I noticed today, after being reminded of the episode in The Fellowship of the Ring, when Strider and the hobbits are crossing the Midgewater Marshes, where they hear countless noisy insects,
There were thousands of them, and they squeaked all round, neek-breek, breek-neek...
for which Sam coins the name "neekerbreekers," the name is awfully similar to the name of the Black Dwarf in Prince Caspian: Nikabrik (especially given the non-rhotic English spoken by the two Oxford don authors).

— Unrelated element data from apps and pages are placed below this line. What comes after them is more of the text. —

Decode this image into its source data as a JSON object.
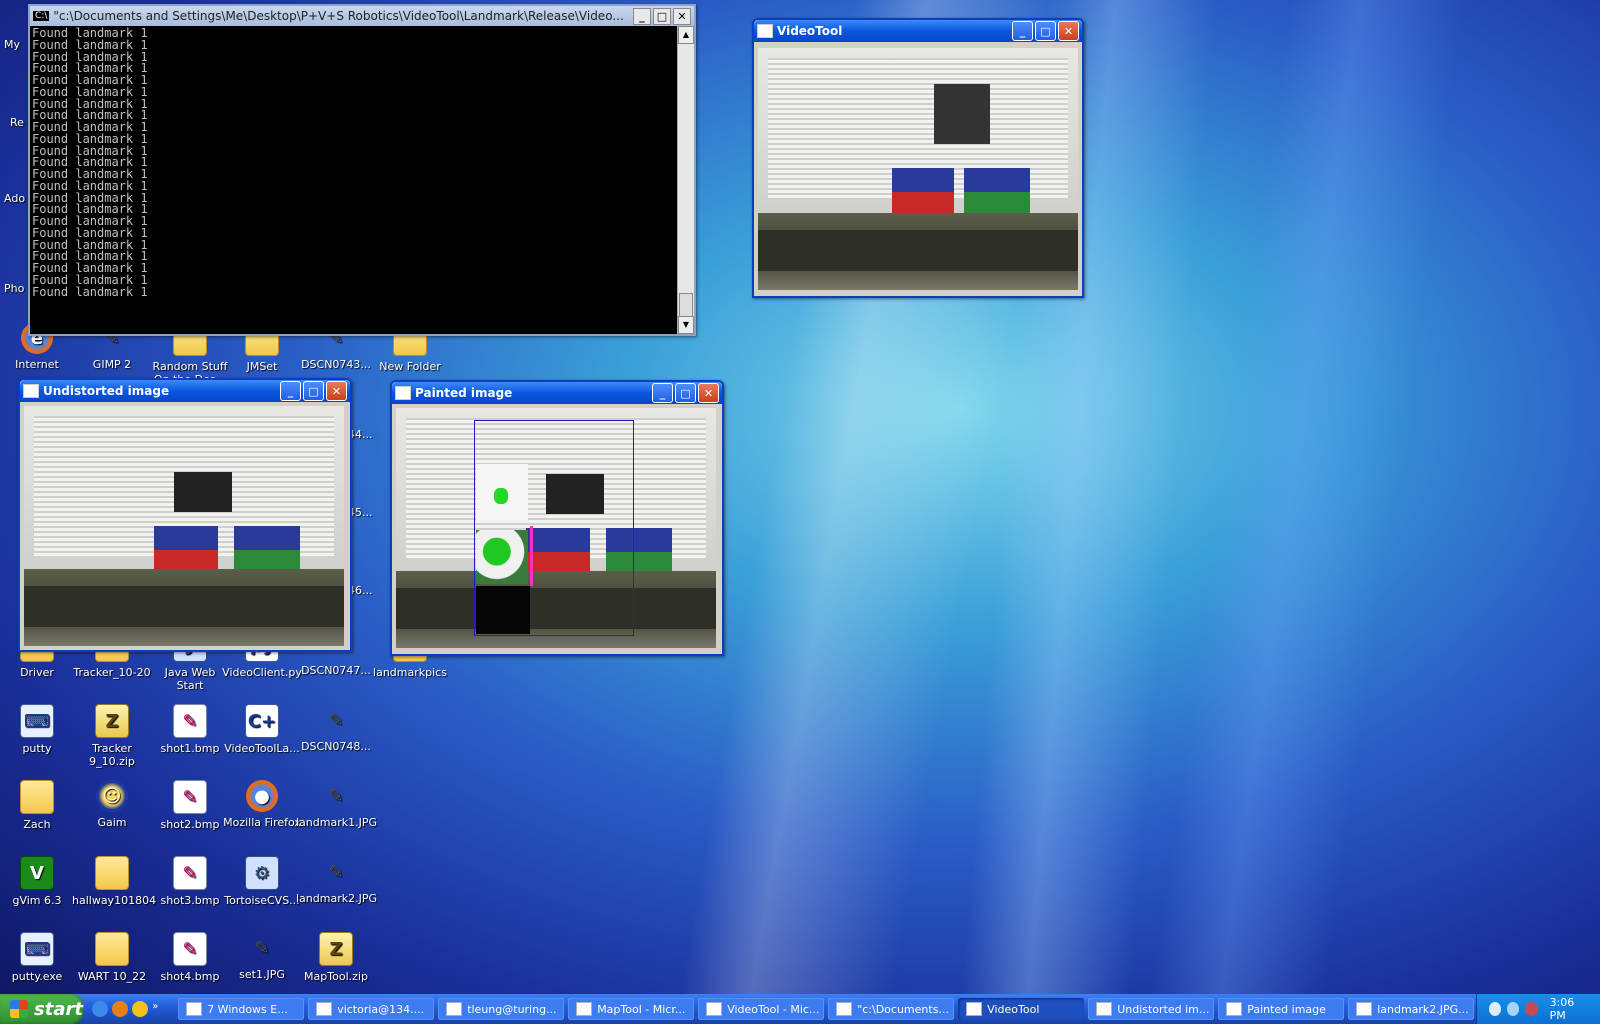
{
  "console": {
    "title": "\"c:\\Documents and Settings\\Me\\Desktop\\P+V+S Robotics\\VideoTool\\Landmark\\Release\\Video...",
    "lines": [
      "Found landmark 1",
      "Found landmark 1",
      "Found landmark 1",
      "Found landmark 1",
      "Found landmark 1",
      "Found landmark 1",
      "Found landmark 1",
      "Found landmark 1",
      "Found landmark 1",
      "Found landmark 1",
      "Found landmark 1",
      "Found landmark 1",
      "Found landmark 1",
      "Found landmark 1",
      "Found landmark 1",
      "Found landmark 1",
      "Found landmark 1",
      "Found landmark 1",
      "Found landmark 1",
      "Found landmark 1",
      "Found landmark 1",
      "Found landmark 1",
      "Found landmark 1"
    ]
  },
  "windows": {
    "videotool": {
      "title": "VideoTool"
    },
    "undistorted": {
      "title": "Undistorted image"
    },
    "painted": {
      "title": "Painted image"
    }
  },
  "desktop_icons": [
    {
      "label": "Internet",
      "kind": "firefox",
      "glyph": "e"
    },
    {
      "label": "GIMP 2",
      "kind": "gimp",
      "glyph": "✎"
    },
    {
      "label": "Random Stuff On the Des...",
      "kind": "folder",
      "glyph": ""
    },
    {
      "label": "JMSet",
      "kind": "folder",
      "glyph": ""
    },
    {
      "label": "DSCN0743...",
      "kind": "gimp",
      "glyph": "✎"
    },
    {
      "label": "New Folder",
      "kind": "folder",
      "glyph": ""
    },
    {
      "label": "Driver",
      "kind": "folder",
      "glyph": ""
    },
    {
      "label": "Tracker_10-20",
      "kind": "folder",
      "glyph": ""
    },
    {
      "label": "Java Web Start",
      "kind": "cvs",
      "glyph": "J"
    },
    {
      "label": "VideoClient.py",
      "kind": "cpp",
      "glyph": "py"
    },
    {
      "label": "DSCN0747...",
      "kind": "gimp",
      "glyph": "✎"
    },
    {
      "label": "landmarkpics",
      "kind": "folder",
      "glyph": ""
    },
    {
      "label": "putty",
      "kind": "putty",
      "glyph": "⌨"
    },
    {
      "label": "Tracker 9_10.zip",
      "kind": "zip",
      "glyph": "Z"
    },
    {
      "label": "shot1.bmp",
      "kind": "bmp",
      "glyph": "✎"
    },
    {
      "label": "VideoToolLa...",
      "kind": "cpp",
      "glyph": "C+"
    },
    {
      "label": "DSCN0748...",
      "kind": "gimp",
      "glyph": "✎"
    },
    {
      "label": "Zach",
      "kind": "folder",
      "glyph": ""
    },
    {
      "label": "Gaim",
      "kind": "gaim",
      "glyph": "☺"
    },
    {
      "label": "shot2.bmp",
      "kind": "bmp",
      "glyph": "✎"
    },
    {
      "label": "Mozilla Firefox",
      "kind": "firefox",
      "glyph": "●"
    },
    {
      "label": "landmark1.JPG",
      "kind": "gimp",
      "glyph": "✎"
    },
    {
      "label": "gVim 6.3",
      "kind": "vim",
      "glyph": "V"
    },
    {
      "label": "hallway101804",
      "kind": "folder",
      "glyph": ""
    },
    {
      "label": "shot3.bmp",
      "kind": "bmp",
      "glyph": "✎"
    },
    {
      "label": "TortoiseCVS...",
      "kind": "cvs",
      "glyph": "⚙"
    },
    {
      "label": "landmark2.JPG",
      "kind": "gimp",
      "glyph": "✎"
    },
    {
      "label": "putty.exe",
      "kind": "putty",
      "glyph": "⌨"
    },
    {
      "label": "WART 10_22",
      "kind": "folder",
      "glyph": ""
    },
    {
      "label": "shot4.bmp",
      "kind": "bmp",
      "glyph": "✎"
    },
    {
      "label": "set1.JPG",
      "kind": "gimp",
      "glyph": "✎"
    },
    {
      "label": "MapTool.zip",
      "kind": "zip",
      "glyph": "Z"
    }
  ],
  "partial_labels": [
    "My",
    "Re",
    "Ado",
    "Pho",
    "44...",
    "45...",
    "46..."
  ],
  "taskbar": {
    "start": "start",
    "tasks": [
      {
        "label": "7 Windows E...",
        "active": false
      },
      {
        "label": "victoria@134....",
        "active": false
      },
      {
        "label": "tleung@turing...",
        "active": false
      },
      {
        "label": "MapTool - Micr...",
        "active": false
      },
      {
        "label": "VideoTool - Mic...",
        "active": false
      },
      {
        "label": "\"c:\\Documents...",
        "active": false
      },
      {
        "label": "VideoTool",
        "active": true
      },
      {
        "label": "Undistorted im...",
        "active": false
      },
      {
        "label": "Painted image",
        "active": false
      },
      {
        "label": "landmark2.JPG...",
        "active": false
      }
    ],
    "clock": "3:06 PM"
  }
}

The similarity seems unlikely to be a coincidence, since Tolkien and Lewis were good friends. However, I am wondering whether there is any more information about the similar names, especially who came up with the sound first. Prince Caspian was published in 1951, so after most of The Fellowship of the Ring was written, but before it was published. Given this timeframe, and since Tolkien’s usage has an in-story onomatopoetic origin, while Lewis’s apparently does not (and as this blog post points out, the way Tolkien uses the name is also suggestive of nicker for a water spirit), my initial guess would be that Tolkien coined the name first, but I wonder if there is any additional information either way.